**Required action**
Each line of the material that mentions the word "项目维护" is to be copied.

**Information given**
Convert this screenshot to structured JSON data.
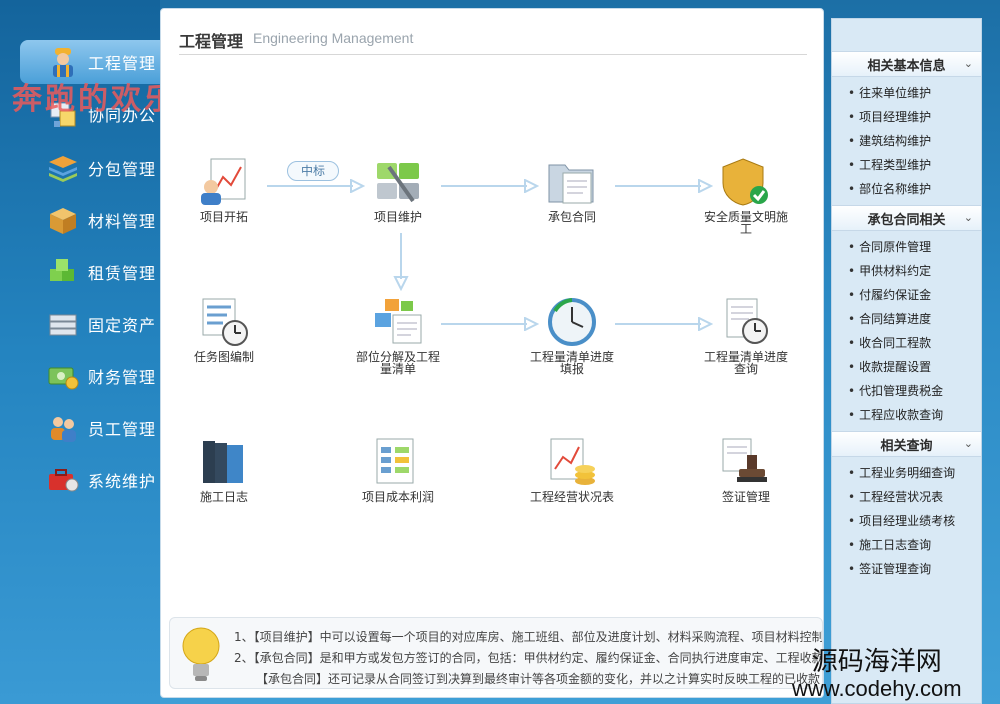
{
  "nav": {
    "items": [
      {
        "label": "工程管理",
        "icon": "worker-icon"
      },
      {
        "label": "协同办公",
        "icon": "office-icon"
      },
      {
        "label": "分包管理",
        "icon": "layers-icon"
      },
      {
        "label": "材料管理",
        "icon": "box-icon"
      },
      {
        "label": "租赁管理",
        "icon": "cubes-icon"
      },
      {
        "label": "固定资产",
        "icon": "server-icon"
      },
      {
        "label": "财务管理",
        "icon": "money-icon"
      },
      {
        "label": "员工管理",
        "icon": "users-icon"
      },
      {
        "label": "系统维护",
        "icon": "toolbox-icon"
      }
    ],
    "active_index": 0
  },
  "watermark": "奔跑的欢乐豆",
  "header": {
    "title_cn": "工程管理",
    "title_en": "Engineering Management"
  },
  "flow": {
    "tag": "中标",
    "nodes": [
      {
        "label": "项目开拓",
        "icon": "project-start-icon"
      },
      {
        "label": "项目维护",
        "icon": "maintenance-icon"
      },
      {
        "label": "承包合同",
        "icon": "contract-folder-icon"
      },
      {
        "label": "安全质量文明施工",
        "icon": "safety-shield-icon"
      },
      {
        "label": "任务图编制",
        "icon": "task-chart-icon"
      },
      {
        "label": "部位分解及工程量清单",
        "icon": "decompose-icon"
      },
      {
        "label": "工程量清单进度填报",
        "icon": "progress-clock-icon"
      },
      {
        "label": "工程量清单进度查询",
        "icon": "progress-query-icon"
      },
      {
        "label": "施工日志",
        "icon": "log-book-icon"
      },
      {
        "label": "项目成本利润",
        "icon": "cost-profit-icon"
      },
      {
        "label": "工程经营状况表",
        "icon": "business-report-icon"
      },
      {
        "label": "签证管理",
        "icon": "stamp-icon"
      }
    ]
  },
  "tips": {
    "lines": [
      "1、【项目维护】中可以设置每一个项目的对应库房、施工班组、部位及进度计划、材料采购流程、项目材料控制",
      "2、【承包合同】是和甲方或发包方签订的合同，包括：甲供材约定、履约保证金、合同执行进度审定、工程收款",
      "【承包合同】还可记录从合同签订到决算到最终审计等各项金额的变化，并以之计算实时反映工程的已收款"
    ]
  },
  "panel": {
    "sections": [
      {
        "title": "相关基本信息",
        "links": [
          "往来单位维护",
          "项目经理维护",
          "建筑结构维护",
          "工程类型维护",
          "部位名称维护"
        ]
      },
      {
        "title": "承包合同相关",
        "links": [
          "合同原件管理",
          "甲供材料约定",
          "付履约保证金",
          "合同结算进度",
          "收合同工程款",
          "收款提醒设置",
          "代扣管理费税金",
          "工程应收款查询"
        ]
      },
      {
        "title": "相关查询",
        "links": [
          "工程业务明细查询",
          "工程经营状况表",
          "项目经理业绩考核",
          "施工日志查询",
          "签证管理查询"
        ]
      }
    ]
  },
  "site_mark": {
    "name": "源码海洋网",
    "url": "www.codehy.com"
  },
  "colors": {
    "accent": "#2c8bc6",
    "arrow": "#b9d6ec",
    "panel_bg": "#d9e9f5"
  }
}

**Answer to this problem**
        "label": "项目维护",
      "1、【项目维护】中可以设置每一个项目的对应库房、施工班组、部位及进度计划、材料采购流程、项目材料控制",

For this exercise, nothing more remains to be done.